A little more from Colle Alta
The terrace of Bastione di Sapia is another place from where you can enjoy the greenery around. We don’t stay long there and return to the medieval urban structure of Colle di Val d’Elsa, where the via delle Volte stands out brightly – a covered road over a hundred meters long. It can be used as an alternative to via del Castello to reach Piazza del Duomo. The highlights of the central square are the Palazzo Pretorio and the 17th-century Concattedrale dei Santi Alberto e Marziale – the Duomo of Colle di Val d’Elsa.
💡 Carlo Collodi, the father of The Adventures of Pinocchio, spent a period of his life in Colle di Val d’Elsa. There was a medieval water source in the town called Fonte di Pinocchio… Did this not inspire the writer for the name of his character?
The main street takes us further past the Teatro dei Varii and the 12th-century Chiesa di Santa Maria in Canonica to find ourselves on a vast ground overlooking the lower town. There is also an elevator here… for easier passage between the two parts of the Colle di Val d’Elsa.
Birthplace of Arnolfo

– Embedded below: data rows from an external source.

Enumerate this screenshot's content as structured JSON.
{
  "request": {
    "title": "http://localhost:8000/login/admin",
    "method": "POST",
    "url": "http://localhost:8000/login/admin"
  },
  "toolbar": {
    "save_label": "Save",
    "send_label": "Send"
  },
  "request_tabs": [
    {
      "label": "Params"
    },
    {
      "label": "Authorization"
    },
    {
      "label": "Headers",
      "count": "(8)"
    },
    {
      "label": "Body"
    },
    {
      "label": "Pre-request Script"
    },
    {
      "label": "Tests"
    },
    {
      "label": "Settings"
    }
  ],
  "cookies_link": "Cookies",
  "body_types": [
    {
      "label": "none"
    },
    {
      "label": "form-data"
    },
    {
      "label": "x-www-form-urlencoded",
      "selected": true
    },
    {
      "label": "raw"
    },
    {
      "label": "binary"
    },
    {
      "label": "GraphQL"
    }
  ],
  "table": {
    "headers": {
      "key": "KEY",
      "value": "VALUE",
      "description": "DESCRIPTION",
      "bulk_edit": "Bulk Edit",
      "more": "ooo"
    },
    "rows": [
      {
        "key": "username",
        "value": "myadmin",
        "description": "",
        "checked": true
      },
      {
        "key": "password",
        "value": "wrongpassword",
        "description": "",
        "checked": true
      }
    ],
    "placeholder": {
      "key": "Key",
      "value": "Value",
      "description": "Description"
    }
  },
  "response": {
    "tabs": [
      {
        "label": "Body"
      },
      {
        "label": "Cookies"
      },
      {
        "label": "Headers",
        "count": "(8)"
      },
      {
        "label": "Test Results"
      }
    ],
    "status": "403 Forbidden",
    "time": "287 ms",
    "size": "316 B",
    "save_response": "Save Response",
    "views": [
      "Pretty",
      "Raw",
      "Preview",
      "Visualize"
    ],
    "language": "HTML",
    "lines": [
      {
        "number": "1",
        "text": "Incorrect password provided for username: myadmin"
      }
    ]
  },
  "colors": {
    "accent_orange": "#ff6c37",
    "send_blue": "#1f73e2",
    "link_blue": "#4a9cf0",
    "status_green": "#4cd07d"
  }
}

Just at the end of via del Castello is a tower-like house – Casa-torre di Arnolfo di Cambio. It’s considered the birthplace of the architect and sculptor Arnolfo di Cambio, who lived between 1240-1302. The name may not mean anything to you unless you are an exceptional art connoisseur, so I will give you some of the architectural projects in Florence attributed to him – Santa Croce, Palazzo della Signoria and the icing on the cake… Cattedrale di Santa Maria del Fiore… What a business card!